◆ Assigned task ◆
Each line of the data that includes "rownum" must be copied.

◇ ◇ ◇ ◇

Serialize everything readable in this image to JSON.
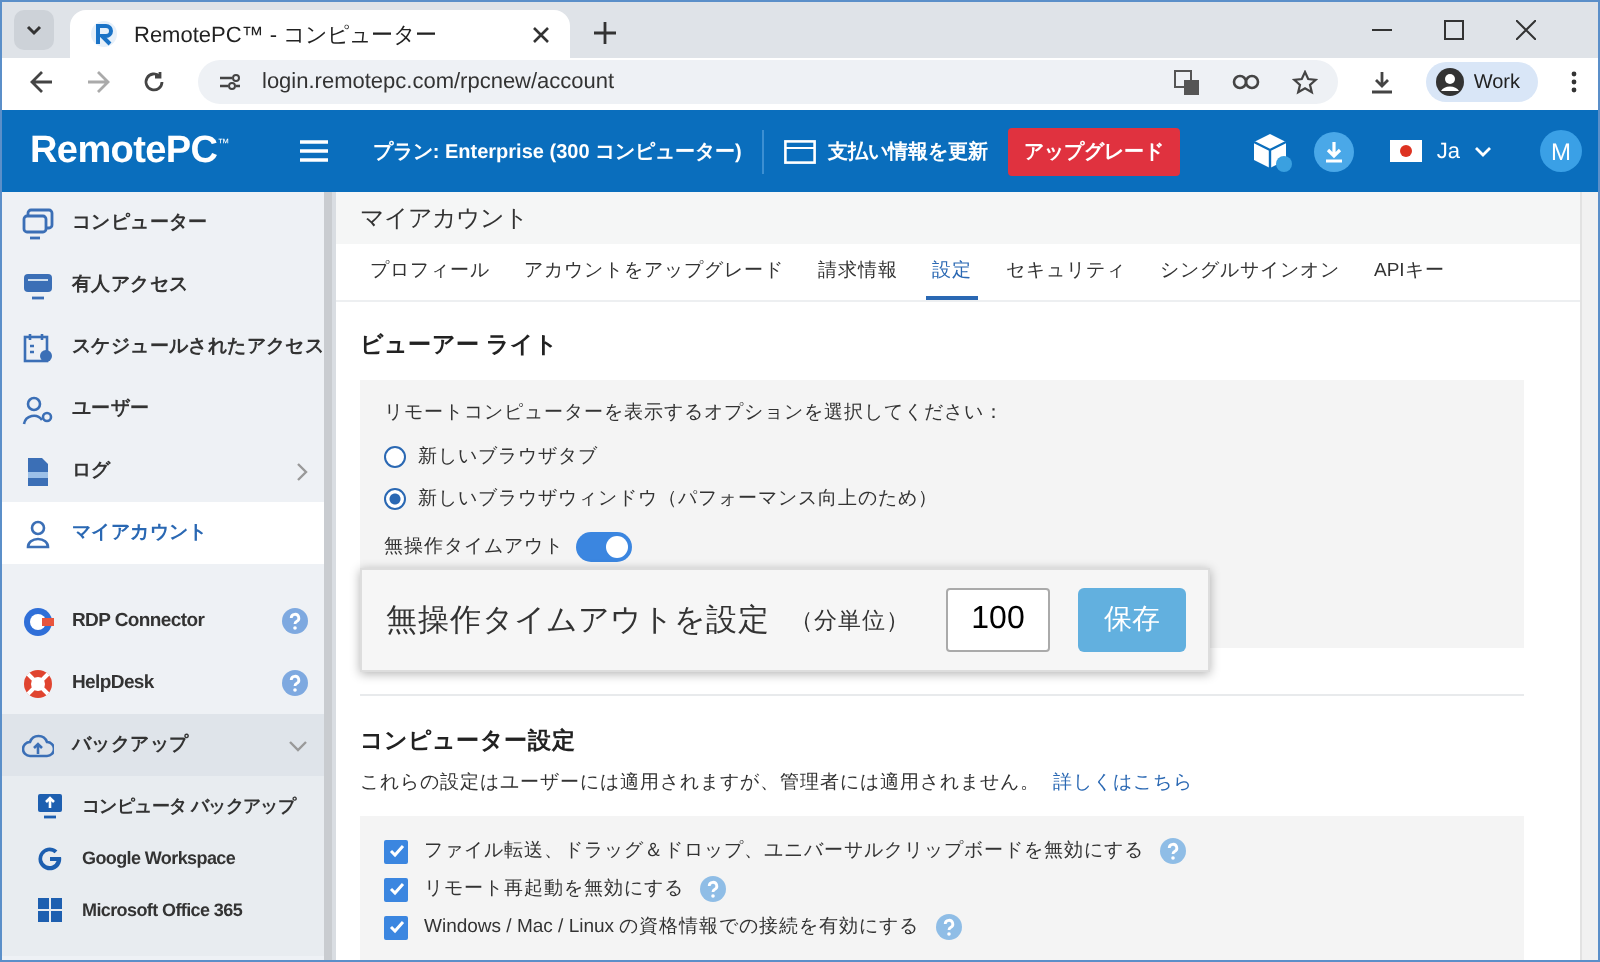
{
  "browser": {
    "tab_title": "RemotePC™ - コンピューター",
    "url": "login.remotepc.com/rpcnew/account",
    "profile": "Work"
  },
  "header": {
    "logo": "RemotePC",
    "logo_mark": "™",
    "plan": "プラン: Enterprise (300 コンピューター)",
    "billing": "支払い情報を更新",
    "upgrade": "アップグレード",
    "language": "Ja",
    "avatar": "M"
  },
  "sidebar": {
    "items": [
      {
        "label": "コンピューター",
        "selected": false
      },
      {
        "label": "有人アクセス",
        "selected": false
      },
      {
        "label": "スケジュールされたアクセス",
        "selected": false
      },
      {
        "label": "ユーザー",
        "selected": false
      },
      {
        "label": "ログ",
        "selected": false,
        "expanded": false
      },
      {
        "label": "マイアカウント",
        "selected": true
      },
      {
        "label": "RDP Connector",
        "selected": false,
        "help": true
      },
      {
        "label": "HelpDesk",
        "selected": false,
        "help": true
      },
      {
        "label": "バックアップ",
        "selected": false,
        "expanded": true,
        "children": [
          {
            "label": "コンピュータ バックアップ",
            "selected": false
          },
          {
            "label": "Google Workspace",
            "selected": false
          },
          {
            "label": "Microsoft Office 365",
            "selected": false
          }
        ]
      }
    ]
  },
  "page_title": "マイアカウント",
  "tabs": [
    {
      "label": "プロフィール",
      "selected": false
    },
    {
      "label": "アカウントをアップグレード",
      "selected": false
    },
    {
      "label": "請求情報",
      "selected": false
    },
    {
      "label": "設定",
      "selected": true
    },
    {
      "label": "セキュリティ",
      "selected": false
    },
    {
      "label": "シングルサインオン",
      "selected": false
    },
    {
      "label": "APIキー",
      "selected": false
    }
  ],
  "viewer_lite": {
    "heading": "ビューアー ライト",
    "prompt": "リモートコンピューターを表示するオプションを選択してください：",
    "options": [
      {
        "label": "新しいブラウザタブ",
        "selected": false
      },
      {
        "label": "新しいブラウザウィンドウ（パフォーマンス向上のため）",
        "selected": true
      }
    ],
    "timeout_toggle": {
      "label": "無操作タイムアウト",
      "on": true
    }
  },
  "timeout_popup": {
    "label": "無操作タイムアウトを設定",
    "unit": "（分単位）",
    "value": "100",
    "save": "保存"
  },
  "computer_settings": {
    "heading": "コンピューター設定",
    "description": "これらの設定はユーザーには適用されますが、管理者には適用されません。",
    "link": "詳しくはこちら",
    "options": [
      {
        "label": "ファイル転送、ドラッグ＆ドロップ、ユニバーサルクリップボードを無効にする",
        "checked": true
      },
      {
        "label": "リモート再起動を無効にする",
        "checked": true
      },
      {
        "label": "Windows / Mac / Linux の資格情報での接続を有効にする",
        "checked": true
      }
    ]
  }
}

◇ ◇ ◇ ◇

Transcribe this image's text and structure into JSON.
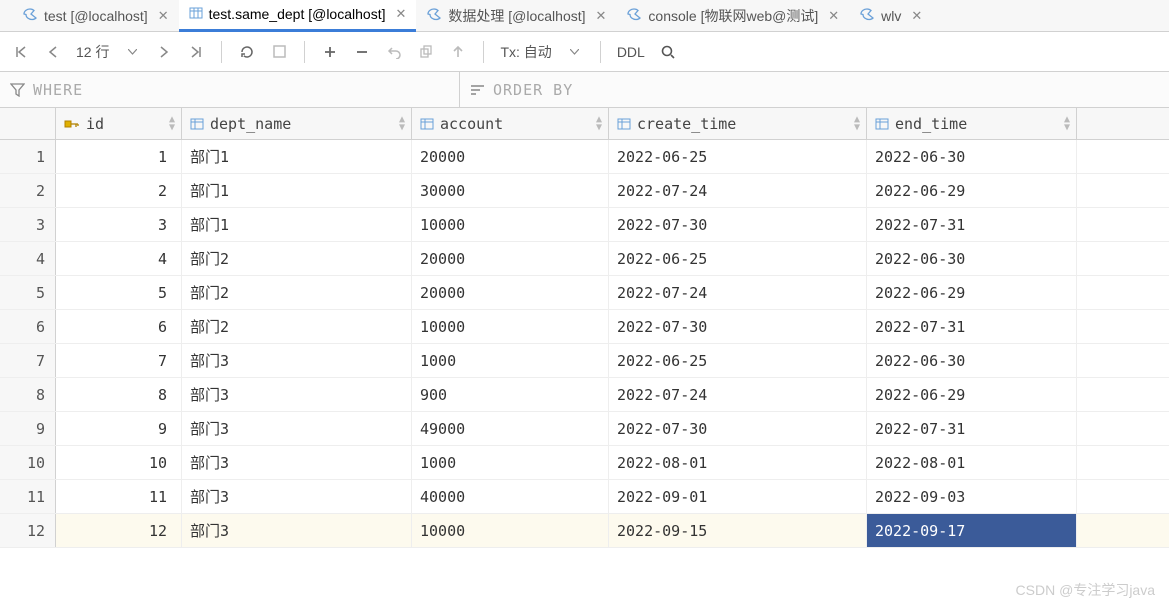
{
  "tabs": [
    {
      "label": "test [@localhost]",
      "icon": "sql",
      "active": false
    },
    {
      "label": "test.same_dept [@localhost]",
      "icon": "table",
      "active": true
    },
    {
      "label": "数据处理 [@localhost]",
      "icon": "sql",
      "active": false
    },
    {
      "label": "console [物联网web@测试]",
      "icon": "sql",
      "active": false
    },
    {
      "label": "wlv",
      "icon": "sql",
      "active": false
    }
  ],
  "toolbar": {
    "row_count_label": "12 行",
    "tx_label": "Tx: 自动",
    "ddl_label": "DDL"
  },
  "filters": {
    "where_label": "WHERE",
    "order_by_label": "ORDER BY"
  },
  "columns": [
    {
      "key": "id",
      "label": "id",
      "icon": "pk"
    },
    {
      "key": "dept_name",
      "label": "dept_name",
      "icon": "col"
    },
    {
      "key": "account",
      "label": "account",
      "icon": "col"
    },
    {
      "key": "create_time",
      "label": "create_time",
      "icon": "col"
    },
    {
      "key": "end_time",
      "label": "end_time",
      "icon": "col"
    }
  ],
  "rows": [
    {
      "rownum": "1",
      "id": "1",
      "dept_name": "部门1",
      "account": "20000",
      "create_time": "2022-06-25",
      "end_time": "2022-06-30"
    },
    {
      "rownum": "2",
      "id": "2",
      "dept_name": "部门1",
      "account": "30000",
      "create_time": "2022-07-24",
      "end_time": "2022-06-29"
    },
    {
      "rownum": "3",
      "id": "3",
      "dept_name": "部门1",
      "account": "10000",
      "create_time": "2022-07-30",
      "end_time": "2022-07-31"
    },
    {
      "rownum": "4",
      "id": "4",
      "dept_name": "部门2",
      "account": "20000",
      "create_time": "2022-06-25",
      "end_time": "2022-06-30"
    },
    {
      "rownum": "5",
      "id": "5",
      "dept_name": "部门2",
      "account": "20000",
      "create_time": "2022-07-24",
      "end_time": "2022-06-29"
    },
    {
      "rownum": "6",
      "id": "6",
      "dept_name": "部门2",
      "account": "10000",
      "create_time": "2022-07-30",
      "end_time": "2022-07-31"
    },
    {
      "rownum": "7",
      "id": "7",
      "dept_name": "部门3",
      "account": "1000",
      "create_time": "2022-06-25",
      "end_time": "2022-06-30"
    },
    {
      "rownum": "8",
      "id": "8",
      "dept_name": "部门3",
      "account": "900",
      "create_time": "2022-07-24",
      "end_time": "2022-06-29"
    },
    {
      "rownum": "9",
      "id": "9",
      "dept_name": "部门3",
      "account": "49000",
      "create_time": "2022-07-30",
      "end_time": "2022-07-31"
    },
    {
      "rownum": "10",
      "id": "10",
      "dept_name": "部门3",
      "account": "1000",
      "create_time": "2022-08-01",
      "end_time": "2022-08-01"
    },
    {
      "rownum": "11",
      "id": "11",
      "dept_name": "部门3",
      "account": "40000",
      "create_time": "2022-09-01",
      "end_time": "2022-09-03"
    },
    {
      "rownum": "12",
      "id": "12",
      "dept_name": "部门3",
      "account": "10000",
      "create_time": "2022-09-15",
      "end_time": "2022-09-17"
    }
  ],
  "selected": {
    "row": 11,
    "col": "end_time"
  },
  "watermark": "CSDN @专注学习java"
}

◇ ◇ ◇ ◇

◆ Written answer ◆
      "rownum": "1",
      "rownum": "2",
      "rownum": "3",
      "rownum": "4",
      "rownum": "5",
      "rownum": "6",
      "rownum": "7",
      "rownum": "8",
      "rownum": "9",
      "rownum": "10",
      "rownum": "11",
      "rownum": "12",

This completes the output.